By Teddy Hunt
As a successful blogger, you’re probably acutely aware that the best bloggers are the best content creators. But even the most top-notch content needs a reliable platform to capture its readers’ attention and make it in the blogosphere. Alas, most people do in fact judge books by their cover.
Here are a few key design principles that’ll help persuade your readers to open the book and enjoy your content.
No matter what medium you’re working with, the fundamental elements of design are the same:
Surely there are differentiations between print and digital media, but generally speaking, these principles make up the backbone of successful design. Careful implementation of each of these principles will ensure a well-received finished product.
The design principle of hierarchy refers to the order in which information is processed by viewers. When it’s implemented effectively online, viewers can quickly scan a webpage to get an idea of what content they find interesting and what content they can disregard. When the hierarchy of a website is off, it seems jumbled; users are forced to look deeper into the site to find relevant content. When viewers can’t immediately recognize what they’re looking for, they’re more likely to click away. Subsequently, this trend will hurt your SEO rankings and cut down on the overall traffic to your site.
People generally follow a top-to-bottom, left-to-right eye path when they view websites; keep this in mind as you design your webpage.
Of course, contrast is the visible difference between elements. It can refer to color, texture, shape, style, and several other factors. A healthy dose of contrast can give a website the perfect mix of variety and interest. It’s helpful for drawing attention to specific aspects of your work. It can make certain design elements pop or fade into the background, depending on how you use them. Be mindful of your use of contrast as you critique your website and avoid having too much or too little differentiation in your color scheme.

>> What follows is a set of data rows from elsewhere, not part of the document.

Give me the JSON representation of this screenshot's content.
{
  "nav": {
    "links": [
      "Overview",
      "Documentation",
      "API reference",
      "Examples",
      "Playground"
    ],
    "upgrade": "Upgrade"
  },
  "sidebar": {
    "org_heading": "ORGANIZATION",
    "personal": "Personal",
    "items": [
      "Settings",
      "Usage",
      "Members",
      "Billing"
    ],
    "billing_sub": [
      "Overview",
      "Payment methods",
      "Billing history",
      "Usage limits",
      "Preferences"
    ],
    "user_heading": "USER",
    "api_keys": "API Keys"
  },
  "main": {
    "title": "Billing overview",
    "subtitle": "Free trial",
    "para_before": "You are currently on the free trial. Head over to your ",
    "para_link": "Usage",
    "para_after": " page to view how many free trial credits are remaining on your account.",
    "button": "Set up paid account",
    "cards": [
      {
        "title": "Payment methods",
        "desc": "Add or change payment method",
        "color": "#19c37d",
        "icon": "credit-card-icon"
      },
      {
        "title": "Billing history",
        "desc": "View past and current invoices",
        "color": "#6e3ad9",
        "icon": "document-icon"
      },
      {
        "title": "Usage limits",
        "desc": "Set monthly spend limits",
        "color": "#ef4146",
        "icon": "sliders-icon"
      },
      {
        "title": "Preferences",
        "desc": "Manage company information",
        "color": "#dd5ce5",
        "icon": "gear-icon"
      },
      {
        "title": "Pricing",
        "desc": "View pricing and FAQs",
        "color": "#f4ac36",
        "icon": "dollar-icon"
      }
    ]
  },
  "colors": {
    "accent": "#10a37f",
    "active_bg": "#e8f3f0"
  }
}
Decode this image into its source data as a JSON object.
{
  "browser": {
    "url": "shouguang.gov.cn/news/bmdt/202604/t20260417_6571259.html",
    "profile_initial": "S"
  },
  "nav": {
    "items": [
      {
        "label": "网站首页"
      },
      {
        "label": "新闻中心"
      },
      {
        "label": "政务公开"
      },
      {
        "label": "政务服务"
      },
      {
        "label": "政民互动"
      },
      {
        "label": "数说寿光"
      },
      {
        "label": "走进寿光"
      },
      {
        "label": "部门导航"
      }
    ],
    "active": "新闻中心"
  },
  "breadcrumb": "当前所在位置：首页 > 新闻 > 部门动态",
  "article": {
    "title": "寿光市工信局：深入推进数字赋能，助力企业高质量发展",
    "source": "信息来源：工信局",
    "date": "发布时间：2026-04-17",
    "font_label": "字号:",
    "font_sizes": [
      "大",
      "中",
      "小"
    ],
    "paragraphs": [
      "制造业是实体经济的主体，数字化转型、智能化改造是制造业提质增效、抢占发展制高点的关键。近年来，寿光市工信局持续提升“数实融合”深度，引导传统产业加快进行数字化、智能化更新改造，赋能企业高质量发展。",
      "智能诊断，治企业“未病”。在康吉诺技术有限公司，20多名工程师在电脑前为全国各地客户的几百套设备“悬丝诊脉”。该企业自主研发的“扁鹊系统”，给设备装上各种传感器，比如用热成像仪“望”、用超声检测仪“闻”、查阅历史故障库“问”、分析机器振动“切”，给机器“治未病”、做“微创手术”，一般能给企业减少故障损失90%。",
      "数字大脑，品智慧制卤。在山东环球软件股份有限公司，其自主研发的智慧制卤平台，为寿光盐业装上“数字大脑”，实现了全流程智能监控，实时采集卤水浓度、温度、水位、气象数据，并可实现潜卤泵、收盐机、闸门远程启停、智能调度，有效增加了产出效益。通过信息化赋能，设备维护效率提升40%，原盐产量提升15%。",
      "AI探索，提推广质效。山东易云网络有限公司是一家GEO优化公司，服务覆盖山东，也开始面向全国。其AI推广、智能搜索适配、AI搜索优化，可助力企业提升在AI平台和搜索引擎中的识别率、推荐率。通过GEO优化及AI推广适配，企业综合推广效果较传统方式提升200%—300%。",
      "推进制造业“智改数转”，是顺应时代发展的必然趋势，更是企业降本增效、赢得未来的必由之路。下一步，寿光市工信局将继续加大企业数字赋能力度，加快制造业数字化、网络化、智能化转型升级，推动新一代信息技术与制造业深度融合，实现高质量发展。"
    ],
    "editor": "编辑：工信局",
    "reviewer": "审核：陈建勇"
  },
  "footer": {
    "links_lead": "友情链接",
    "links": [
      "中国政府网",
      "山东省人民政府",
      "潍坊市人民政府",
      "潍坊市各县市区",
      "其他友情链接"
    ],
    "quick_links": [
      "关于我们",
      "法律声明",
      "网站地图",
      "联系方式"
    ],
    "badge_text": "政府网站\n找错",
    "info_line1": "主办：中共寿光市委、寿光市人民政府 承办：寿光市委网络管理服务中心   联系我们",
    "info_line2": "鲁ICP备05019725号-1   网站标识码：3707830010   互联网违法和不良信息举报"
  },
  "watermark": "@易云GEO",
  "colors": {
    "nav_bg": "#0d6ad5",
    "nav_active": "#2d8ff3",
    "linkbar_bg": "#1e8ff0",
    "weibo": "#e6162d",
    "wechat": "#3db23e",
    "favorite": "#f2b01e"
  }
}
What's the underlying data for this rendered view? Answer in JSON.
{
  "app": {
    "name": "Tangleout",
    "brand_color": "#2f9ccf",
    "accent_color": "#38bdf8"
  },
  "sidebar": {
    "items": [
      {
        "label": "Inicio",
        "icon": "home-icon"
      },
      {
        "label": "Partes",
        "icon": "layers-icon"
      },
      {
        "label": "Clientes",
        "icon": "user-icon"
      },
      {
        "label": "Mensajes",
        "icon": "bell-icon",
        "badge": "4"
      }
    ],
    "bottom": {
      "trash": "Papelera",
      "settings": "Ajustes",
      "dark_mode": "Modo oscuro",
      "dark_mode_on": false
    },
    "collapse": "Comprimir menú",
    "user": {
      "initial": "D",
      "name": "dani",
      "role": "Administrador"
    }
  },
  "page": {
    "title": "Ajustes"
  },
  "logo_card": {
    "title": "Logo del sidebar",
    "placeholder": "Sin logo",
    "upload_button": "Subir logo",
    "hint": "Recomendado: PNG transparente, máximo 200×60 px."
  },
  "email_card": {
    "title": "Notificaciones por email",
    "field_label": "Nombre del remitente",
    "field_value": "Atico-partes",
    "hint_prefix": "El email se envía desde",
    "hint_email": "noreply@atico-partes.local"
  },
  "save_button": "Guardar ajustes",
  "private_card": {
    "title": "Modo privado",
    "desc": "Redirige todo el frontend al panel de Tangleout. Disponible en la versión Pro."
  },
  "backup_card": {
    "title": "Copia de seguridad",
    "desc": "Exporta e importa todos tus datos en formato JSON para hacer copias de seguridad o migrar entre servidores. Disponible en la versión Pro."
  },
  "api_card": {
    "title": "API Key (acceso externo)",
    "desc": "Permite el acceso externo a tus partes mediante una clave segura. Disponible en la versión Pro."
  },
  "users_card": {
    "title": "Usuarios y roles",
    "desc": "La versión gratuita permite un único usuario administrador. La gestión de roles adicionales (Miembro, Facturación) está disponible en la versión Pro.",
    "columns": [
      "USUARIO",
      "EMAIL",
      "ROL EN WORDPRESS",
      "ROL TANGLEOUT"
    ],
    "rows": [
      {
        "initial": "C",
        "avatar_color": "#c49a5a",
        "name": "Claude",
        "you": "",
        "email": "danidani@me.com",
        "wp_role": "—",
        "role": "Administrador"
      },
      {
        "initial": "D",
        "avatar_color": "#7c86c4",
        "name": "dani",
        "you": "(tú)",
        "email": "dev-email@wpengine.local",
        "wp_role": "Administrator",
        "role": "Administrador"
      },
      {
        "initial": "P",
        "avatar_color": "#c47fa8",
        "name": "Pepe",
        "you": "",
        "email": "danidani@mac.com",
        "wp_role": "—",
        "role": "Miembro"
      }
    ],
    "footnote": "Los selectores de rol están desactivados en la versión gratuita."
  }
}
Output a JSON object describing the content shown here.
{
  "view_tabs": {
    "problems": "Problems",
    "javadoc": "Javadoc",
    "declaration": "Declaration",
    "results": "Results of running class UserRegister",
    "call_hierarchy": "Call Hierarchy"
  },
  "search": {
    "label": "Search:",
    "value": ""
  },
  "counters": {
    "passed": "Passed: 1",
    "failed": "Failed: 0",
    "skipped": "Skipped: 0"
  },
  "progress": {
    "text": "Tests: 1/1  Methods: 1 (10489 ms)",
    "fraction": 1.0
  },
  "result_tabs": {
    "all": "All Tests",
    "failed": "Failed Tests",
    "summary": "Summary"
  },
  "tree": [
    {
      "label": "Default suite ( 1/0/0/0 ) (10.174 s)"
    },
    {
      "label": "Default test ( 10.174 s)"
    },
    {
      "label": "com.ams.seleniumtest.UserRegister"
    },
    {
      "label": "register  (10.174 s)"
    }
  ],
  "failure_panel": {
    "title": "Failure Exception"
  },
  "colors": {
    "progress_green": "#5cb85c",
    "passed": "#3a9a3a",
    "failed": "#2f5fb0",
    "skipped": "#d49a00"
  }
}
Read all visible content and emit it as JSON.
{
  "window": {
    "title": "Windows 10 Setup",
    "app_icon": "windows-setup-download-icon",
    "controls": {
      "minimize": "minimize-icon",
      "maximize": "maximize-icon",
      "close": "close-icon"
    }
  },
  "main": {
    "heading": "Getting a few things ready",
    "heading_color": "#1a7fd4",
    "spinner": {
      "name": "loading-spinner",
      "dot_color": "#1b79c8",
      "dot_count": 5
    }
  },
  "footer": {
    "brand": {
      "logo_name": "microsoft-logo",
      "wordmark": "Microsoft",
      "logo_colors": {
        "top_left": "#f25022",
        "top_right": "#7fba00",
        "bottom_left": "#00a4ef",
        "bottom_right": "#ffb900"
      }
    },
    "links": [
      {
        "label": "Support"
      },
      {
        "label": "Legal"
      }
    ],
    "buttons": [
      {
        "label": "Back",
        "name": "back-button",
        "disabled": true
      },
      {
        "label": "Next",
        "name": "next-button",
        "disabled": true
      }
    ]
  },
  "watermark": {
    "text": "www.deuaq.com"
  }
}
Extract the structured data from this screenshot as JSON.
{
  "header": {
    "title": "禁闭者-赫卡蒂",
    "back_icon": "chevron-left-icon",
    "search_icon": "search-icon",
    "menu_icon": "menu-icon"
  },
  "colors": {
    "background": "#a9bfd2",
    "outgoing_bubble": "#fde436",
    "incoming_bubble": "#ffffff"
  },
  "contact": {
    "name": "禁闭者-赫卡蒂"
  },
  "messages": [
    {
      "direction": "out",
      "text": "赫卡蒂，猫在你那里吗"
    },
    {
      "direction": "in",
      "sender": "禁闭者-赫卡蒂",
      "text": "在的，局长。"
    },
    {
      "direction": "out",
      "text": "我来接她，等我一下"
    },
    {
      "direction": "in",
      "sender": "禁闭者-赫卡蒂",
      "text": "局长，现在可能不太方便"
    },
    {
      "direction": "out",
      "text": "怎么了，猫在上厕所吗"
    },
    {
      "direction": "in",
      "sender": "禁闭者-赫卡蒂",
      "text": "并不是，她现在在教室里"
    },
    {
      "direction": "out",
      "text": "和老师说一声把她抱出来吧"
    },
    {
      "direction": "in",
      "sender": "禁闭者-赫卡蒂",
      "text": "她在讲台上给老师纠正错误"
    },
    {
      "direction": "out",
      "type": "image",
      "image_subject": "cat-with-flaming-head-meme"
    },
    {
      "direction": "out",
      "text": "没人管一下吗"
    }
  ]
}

Much like contrast, repetition can refer to a variety of elements, including shape, size, color, and texture. It adds a sense of regularity to a design, enhancing the overall flow of the page. As with any design element, too much texture can be jarring or –worse — predictable. You can utilize repetition with similarly shaped objects and fonts. The repeated designs don’t have to be identical either; sometimes illustrations with similar qualities will suffice.
Possibly one of the most versatile design principles, shape actually applies to every other principle evenly. That is, everything is a shape. When it’s applied to web design, it’s important to keep in mind the overall tone you’re striving for, creating shapes that go together with an equal balance of contrast and repetition as well.
Texture is the surface perception of shape. It can be rough, smooth, soft, hard, glossy, or matte. But it’s much more than that. When it’s used well, texture gives any design, on any platform, that “finished” look. It’s easier to describe texture in a three-dimensional design: the feel of a canvas through paint thickness or the surface of a sculpture through carving techniques.
In visual designs, such as websites, texture is suggested and not felt.
Web designers can achieve visual textures through simulating the visible attributes of real-life textures by implementing shading and shadows, as well as mimicking the coloring of real objects. Often it’s achieved through the repetition of lines, marks, and strategically placed spacing. Bring texture into your website’s design and you’ll up the “wow” factor instrumentally.
As you can see, there’s a very thin veil between web design and traditional design. While certain key changes have to be made to accommodate digital platforms, everything that’s important for traditional designers is also key for web designers. Every blogger should be aware of these principles and use them on their sites.
Do you have any tips or tricks for using these design principles on your blog? Please feel free to share with us in the comments.